  echo "$audits"
  exit 1
exit 0

However, all this output is pretty chaotic, and I don’t want clutter up my terminal every time I push. Alternatively, I could only check the files that have been changed:

while read local_ref local_sha remote_ref remote_sha
  if [ "$local_sha" = $z40 ]
    # Handle delete
    if [ "$remote_sha" = $z40 ]
      # New branch, examine all commits
      files=`git ls-files '*.js' '*.jsx' '*.ts' '*.tsx'`
      # Update to existing branch, examine new commits
      files=`git diff --name-only $range`

    audits=`yarn auditor $files;`

    if [[ -n $audits ]]; then
      echo "$audits"
      echo 'There might be some potential issues with the code that is being pushed. '
      exit 1
exit 0

(Please note: the template for this pre-push hook was modified from the official Git pre-push.sample).

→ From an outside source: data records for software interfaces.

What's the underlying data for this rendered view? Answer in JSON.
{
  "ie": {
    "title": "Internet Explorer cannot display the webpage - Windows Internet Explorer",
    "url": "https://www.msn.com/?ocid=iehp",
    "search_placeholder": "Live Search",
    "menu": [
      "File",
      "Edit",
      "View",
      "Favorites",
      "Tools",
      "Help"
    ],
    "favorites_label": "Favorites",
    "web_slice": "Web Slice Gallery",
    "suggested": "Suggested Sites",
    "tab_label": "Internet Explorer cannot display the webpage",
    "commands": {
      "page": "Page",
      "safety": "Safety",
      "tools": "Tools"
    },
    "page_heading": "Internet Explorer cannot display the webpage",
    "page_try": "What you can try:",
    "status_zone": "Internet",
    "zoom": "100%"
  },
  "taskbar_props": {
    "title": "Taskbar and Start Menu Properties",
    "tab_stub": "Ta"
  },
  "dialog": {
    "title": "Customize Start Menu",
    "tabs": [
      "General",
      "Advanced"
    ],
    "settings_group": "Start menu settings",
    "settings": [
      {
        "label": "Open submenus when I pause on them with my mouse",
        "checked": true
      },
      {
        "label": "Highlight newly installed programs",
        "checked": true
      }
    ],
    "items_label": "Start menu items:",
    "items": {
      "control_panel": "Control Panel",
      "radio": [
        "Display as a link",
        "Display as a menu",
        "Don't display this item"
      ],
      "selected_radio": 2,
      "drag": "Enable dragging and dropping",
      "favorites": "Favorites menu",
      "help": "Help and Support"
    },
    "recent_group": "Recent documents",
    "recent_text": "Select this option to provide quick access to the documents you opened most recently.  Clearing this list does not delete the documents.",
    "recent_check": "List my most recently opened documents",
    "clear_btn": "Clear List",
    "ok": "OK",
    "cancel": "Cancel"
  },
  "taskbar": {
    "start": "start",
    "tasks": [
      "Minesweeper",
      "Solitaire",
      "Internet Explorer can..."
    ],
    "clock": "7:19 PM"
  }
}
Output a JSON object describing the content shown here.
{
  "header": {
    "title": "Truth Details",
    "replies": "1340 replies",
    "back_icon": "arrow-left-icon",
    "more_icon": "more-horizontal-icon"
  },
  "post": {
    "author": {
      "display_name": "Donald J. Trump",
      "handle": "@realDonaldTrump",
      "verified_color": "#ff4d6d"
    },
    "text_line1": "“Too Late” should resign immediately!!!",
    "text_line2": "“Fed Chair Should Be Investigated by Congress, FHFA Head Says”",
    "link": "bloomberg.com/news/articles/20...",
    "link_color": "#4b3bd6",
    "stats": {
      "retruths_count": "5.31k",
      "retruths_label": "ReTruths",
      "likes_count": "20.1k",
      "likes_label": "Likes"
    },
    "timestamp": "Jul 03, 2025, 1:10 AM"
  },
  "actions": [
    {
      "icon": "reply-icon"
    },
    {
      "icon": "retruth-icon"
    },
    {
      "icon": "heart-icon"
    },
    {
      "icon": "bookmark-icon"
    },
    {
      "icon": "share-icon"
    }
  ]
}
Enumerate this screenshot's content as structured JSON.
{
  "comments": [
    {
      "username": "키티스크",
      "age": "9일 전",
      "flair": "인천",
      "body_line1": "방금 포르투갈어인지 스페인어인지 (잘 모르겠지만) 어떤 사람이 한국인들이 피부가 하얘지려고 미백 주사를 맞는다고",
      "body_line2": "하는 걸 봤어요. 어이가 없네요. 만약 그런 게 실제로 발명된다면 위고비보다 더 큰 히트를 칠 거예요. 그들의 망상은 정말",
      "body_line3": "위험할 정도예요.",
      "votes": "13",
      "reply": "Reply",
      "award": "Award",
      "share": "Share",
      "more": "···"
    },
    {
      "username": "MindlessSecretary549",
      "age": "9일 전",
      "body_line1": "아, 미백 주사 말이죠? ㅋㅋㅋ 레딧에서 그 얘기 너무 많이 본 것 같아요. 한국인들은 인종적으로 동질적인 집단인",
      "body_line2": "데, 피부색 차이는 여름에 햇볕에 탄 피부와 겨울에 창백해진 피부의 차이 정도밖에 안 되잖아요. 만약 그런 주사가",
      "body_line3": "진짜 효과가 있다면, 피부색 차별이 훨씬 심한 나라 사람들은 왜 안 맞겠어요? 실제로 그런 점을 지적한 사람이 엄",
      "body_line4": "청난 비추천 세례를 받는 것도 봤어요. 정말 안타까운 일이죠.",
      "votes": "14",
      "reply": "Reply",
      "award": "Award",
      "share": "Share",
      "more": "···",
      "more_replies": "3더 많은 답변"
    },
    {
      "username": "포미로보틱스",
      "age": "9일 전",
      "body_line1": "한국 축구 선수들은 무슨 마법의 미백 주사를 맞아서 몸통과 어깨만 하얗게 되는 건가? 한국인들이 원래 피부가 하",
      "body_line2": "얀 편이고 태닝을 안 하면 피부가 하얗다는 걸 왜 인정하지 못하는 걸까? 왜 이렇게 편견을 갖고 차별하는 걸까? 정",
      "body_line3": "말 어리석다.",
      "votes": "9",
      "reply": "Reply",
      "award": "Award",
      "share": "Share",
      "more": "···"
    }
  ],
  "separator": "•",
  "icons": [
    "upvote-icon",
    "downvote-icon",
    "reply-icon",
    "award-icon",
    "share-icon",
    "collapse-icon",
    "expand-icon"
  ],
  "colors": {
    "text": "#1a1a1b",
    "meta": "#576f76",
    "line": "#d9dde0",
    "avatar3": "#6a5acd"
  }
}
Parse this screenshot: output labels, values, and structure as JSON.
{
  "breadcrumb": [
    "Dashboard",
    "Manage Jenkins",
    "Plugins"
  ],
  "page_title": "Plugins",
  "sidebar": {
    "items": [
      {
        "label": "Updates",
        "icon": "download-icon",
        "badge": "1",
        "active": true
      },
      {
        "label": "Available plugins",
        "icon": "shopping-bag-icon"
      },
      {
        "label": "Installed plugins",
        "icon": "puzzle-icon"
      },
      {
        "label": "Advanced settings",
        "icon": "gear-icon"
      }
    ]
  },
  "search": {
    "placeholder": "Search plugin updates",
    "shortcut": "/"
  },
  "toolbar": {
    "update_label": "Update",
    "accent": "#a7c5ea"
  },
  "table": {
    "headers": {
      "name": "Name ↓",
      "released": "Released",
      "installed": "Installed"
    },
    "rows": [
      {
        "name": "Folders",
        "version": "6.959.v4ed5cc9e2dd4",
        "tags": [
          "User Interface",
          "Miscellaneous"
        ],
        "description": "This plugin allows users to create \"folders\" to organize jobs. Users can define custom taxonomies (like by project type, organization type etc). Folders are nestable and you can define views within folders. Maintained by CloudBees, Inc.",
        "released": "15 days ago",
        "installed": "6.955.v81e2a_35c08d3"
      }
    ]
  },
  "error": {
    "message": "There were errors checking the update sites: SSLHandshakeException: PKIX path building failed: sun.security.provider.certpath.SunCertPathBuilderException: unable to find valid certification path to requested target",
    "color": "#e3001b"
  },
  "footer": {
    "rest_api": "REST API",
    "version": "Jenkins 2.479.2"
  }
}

My preferred method of sharing Git hooks is to commit them directly in the repository (not in the .git folder) and have individual team members symlink those in their respective .git/hooks directory. Otherwise, documenting the code and behavior is a viable alternative, but it can become out-of-date.

This example is pretty simple, but the tool does exactly what I wanted it to do. It shows areas of the codebase that could be cleaned up, and it discourages committing code with potential issues. Each step (however small) is immediately useful. Some tools can be built over the course of minutes, while others might take months or even years.

Lessons Learned

  • Simply searching through the codebase for problematic terms in a repeatable manner can be immediately useful.
  • Every project is different. If searching for certain terms will not benefit yours, consider creating a different tool.
  • Helpers and project-specific tools can be incrementally built (and improved) as needed, without a large up-front commitment.
  • Centralizing the location of tools and utilities makes them accessible to the whole team.
  • It’s important to utilize the tools that you create. Automating can make it easier to use them.
  • If you create something, share it with your team.